The application was denied. On Wednesday, Hidalgo County EMS filed suit against the SBA alleging that a question in the document had prevented them from being approved due to the organization’s pending bankruptcy.
“Is the Business or any owner presently suspended, debarred, proposed for debarment, declared ineligible, voluntarily excluded from participation in this transaction by any Federal department or agency, or presently involved in any bankruptcy,” the question asked.
Hidalgo County EMS answered yes, and subsequently argued that the question conflated bankruptcy as it relates to other elements of the question.
“There is no statutory provision in either the CARES Act or the Small Business Act that prohibits extending a PPP loan to a debtor and debtor in possession under chapter 11 of the Bankruptcy Code,” court documents stated.
On Friday, Chief U.S. Bankruptcy Judge David Jones approved a temporary restraining order against the SBA.
“We’re encouraged by Judge Jones’ ruling on the TRO allowing us to strike out the bankruptcy language from that part of the application so we can resubmit to the SBA,” Romero said.
Romero said that emergency services will continue to operate even if that resubmitted application is denied.

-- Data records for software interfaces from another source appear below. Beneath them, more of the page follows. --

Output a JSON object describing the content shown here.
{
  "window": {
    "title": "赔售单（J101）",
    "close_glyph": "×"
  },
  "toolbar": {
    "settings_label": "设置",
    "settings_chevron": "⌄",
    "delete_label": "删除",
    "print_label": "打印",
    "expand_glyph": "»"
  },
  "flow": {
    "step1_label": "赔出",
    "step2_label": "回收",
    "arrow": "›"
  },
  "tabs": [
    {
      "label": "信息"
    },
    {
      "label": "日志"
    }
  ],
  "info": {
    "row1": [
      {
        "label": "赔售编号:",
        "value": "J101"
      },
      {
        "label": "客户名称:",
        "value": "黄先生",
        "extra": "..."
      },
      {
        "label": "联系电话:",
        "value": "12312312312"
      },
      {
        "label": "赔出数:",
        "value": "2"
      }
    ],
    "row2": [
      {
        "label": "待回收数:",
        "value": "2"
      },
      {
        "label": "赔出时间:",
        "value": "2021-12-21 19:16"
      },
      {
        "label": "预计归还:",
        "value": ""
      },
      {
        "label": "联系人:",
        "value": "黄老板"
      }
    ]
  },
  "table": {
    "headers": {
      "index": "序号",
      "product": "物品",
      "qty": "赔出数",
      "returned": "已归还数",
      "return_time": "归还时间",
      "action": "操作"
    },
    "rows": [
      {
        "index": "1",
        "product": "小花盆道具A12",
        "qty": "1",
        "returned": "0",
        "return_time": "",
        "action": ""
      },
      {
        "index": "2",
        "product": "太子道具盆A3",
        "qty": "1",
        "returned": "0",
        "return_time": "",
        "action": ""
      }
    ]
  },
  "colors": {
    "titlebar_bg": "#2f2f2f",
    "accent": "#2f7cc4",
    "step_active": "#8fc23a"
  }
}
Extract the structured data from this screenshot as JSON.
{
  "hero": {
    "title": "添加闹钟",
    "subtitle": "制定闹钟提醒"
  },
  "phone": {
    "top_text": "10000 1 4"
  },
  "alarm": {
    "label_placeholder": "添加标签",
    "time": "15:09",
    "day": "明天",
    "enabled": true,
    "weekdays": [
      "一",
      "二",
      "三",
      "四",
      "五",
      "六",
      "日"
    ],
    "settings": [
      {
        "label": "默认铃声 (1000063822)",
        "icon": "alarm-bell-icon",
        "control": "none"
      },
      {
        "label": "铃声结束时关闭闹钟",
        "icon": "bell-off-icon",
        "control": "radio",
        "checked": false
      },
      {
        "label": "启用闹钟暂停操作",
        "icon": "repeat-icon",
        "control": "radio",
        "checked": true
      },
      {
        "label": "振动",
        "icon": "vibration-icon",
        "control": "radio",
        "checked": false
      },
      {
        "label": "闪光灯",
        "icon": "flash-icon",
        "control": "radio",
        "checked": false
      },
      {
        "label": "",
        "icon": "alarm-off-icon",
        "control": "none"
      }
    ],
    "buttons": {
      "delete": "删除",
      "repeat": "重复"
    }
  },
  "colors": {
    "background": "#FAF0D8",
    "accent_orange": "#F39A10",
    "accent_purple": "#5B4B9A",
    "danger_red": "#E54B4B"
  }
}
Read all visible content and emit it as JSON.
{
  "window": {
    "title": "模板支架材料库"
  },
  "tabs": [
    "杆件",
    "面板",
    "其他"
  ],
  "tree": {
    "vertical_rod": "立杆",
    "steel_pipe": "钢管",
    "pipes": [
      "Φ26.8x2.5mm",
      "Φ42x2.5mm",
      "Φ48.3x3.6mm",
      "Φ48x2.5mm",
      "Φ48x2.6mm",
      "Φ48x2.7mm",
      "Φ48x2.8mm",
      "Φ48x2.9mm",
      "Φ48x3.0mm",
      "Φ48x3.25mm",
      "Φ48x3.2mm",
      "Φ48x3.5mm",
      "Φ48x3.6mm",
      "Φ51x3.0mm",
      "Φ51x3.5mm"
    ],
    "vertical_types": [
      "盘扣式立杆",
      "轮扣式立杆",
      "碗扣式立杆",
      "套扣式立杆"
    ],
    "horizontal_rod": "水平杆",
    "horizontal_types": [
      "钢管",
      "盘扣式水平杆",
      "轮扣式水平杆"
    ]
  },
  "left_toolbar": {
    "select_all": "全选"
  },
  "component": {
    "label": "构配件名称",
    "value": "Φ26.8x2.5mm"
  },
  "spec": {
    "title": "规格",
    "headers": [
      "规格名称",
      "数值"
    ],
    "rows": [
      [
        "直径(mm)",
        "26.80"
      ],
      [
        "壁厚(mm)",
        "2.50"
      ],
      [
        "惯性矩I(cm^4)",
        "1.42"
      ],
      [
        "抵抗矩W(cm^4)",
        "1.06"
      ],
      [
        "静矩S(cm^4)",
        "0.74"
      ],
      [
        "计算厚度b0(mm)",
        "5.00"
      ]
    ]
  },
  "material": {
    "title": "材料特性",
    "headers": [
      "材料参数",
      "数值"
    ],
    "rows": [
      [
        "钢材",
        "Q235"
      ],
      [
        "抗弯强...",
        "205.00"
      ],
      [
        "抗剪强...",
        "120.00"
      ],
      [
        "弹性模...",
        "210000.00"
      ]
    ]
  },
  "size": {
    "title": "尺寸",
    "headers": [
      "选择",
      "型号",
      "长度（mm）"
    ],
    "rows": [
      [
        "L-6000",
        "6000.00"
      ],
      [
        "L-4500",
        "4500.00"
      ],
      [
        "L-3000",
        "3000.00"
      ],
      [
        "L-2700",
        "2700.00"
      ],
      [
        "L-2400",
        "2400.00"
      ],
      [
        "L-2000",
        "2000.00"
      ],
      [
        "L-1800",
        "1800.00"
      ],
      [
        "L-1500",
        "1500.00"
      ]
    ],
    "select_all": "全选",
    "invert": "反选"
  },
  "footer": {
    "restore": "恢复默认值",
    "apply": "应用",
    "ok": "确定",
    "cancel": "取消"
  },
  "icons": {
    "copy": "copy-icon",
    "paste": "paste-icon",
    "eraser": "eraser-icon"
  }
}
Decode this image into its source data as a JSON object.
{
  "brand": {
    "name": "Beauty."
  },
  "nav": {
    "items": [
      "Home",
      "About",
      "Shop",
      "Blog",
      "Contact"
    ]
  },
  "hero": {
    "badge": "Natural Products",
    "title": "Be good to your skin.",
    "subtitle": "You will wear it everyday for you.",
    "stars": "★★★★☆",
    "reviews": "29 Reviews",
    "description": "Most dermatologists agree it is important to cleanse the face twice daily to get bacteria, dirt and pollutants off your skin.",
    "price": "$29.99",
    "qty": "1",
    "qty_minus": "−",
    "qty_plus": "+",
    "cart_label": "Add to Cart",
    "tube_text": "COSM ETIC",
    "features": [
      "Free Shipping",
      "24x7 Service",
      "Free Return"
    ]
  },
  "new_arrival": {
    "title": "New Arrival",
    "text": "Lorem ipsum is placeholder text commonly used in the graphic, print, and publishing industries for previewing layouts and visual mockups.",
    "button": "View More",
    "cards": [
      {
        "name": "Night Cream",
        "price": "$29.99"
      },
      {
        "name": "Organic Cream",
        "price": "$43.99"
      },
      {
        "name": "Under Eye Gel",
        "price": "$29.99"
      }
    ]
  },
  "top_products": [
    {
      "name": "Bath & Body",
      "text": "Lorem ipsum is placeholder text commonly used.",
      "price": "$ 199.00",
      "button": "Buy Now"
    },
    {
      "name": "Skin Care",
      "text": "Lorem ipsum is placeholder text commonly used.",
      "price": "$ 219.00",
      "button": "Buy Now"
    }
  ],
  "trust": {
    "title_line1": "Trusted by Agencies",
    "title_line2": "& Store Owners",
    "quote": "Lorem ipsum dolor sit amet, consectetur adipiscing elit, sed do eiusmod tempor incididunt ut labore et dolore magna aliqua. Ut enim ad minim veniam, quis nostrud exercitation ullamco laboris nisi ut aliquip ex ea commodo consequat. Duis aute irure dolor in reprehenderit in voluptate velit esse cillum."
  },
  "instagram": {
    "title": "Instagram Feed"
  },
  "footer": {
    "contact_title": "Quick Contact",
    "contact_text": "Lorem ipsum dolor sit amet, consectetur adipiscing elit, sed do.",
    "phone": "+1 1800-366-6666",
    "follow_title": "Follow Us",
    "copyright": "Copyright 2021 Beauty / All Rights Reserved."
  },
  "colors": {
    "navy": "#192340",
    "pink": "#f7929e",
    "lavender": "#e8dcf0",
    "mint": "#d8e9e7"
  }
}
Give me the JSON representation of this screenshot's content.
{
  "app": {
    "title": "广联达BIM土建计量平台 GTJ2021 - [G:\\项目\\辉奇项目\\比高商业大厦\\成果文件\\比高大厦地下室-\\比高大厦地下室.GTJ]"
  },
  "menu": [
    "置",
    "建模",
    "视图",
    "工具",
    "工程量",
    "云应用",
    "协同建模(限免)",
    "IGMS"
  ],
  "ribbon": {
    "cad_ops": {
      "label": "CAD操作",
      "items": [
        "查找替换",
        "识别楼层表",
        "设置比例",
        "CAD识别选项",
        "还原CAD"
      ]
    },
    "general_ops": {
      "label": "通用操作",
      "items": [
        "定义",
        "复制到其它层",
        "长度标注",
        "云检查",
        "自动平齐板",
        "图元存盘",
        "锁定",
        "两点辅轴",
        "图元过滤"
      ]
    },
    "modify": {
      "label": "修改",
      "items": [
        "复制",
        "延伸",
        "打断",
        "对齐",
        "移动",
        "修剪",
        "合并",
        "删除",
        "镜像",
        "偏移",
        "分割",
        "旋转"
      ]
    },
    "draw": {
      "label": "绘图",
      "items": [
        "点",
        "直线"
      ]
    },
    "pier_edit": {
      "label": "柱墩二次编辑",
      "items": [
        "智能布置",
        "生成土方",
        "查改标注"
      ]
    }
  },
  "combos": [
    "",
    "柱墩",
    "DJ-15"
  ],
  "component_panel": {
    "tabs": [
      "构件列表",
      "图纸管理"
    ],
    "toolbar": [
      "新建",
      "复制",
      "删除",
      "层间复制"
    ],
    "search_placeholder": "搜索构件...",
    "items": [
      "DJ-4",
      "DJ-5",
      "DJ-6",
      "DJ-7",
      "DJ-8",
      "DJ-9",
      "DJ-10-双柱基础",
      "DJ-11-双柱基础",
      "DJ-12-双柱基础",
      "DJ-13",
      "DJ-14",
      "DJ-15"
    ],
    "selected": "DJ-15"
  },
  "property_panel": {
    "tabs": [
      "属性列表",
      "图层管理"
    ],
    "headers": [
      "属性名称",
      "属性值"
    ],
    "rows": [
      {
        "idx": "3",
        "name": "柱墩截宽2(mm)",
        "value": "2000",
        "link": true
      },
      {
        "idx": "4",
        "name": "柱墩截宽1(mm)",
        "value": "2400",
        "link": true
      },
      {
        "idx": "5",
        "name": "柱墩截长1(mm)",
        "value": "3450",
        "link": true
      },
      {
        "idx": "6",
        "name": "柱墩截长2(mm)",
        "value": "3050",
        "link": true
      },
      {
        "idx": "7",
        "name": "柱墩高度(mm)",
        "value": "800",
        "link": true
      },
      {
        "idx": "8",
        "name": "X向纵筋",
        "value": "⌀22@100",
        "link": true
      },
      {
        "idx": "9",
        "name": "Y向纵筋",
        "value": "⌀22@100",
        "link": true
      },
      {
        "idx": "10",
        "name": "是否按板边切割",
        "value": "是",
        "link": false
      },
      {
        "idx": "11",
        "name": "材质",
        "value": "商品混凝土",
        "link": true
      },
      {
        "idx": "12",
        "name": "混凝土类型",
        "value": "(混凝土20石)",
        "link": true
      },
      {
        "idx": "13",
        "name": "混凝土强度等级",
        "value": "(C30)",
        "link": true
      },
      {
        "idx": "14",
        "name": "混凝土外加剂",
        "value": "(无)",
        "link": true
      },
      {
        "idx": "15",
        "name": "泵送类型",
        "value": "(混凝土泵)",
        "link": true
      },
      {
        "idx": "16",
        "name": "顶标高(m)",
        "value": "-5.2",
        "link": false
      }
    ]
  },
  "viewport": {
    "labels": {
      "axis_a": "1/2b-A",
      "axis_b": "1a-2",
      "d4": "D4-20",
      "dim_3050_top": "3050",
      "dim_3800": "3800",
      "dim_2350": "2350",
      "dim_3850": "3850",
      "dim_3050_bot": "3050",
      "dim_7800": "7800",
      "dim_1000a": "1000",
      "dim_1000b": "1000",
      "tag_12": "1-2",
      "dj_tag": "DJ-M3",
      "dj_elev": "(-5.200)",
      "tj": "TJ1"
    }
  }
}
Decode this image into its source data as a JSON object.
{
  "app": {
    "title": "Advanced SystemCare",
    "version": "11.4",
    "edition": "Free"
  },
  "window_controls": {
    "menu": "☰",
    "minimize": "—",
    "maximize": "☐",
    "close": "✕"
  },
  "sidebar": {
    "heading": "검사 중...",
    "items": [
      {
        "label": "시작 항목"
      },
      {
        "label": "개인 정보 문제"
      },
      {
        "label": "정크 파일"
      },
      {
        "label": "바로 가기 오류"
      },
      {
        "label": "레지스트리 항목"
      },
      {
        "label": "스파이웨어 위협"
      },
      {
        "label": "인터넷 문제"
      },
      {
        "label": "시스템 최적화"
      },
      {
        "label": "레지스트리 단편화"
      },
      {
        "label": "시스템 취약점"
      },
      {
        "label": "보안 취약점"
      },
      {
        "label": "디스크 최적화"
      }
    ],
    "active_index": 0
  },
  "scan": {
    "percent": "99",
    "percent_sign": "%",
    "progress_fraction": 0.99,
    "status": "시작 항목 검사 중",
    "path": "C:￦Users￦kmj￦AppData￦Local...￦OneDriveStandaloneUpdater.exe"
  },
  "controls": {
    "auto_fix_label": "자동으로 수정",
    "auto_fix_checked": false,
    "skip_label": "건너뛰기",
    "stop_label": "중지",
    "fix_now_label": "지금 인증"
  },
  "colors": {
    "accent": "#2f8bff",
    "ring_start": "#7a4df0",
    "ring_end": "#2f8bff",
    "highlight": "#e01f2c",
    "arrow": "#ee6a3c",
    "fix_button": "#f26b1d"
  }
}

“Even if it doesn’t go through, 9-1-1 service will be the last thing affected. I mean, we’ll furlough administrative personnel, non-emergency personnel, before we ever get to 9-1-1 personnel,” he said. “Even if we can’t get this done, we’re not going to shut our doors and there’s not going to be this giant, gaping hole in 911 service. The last thing we’ll ever get to is cutting emergency services … heck, I’ll cut my pay. We’ll do what we have to do to stay open.”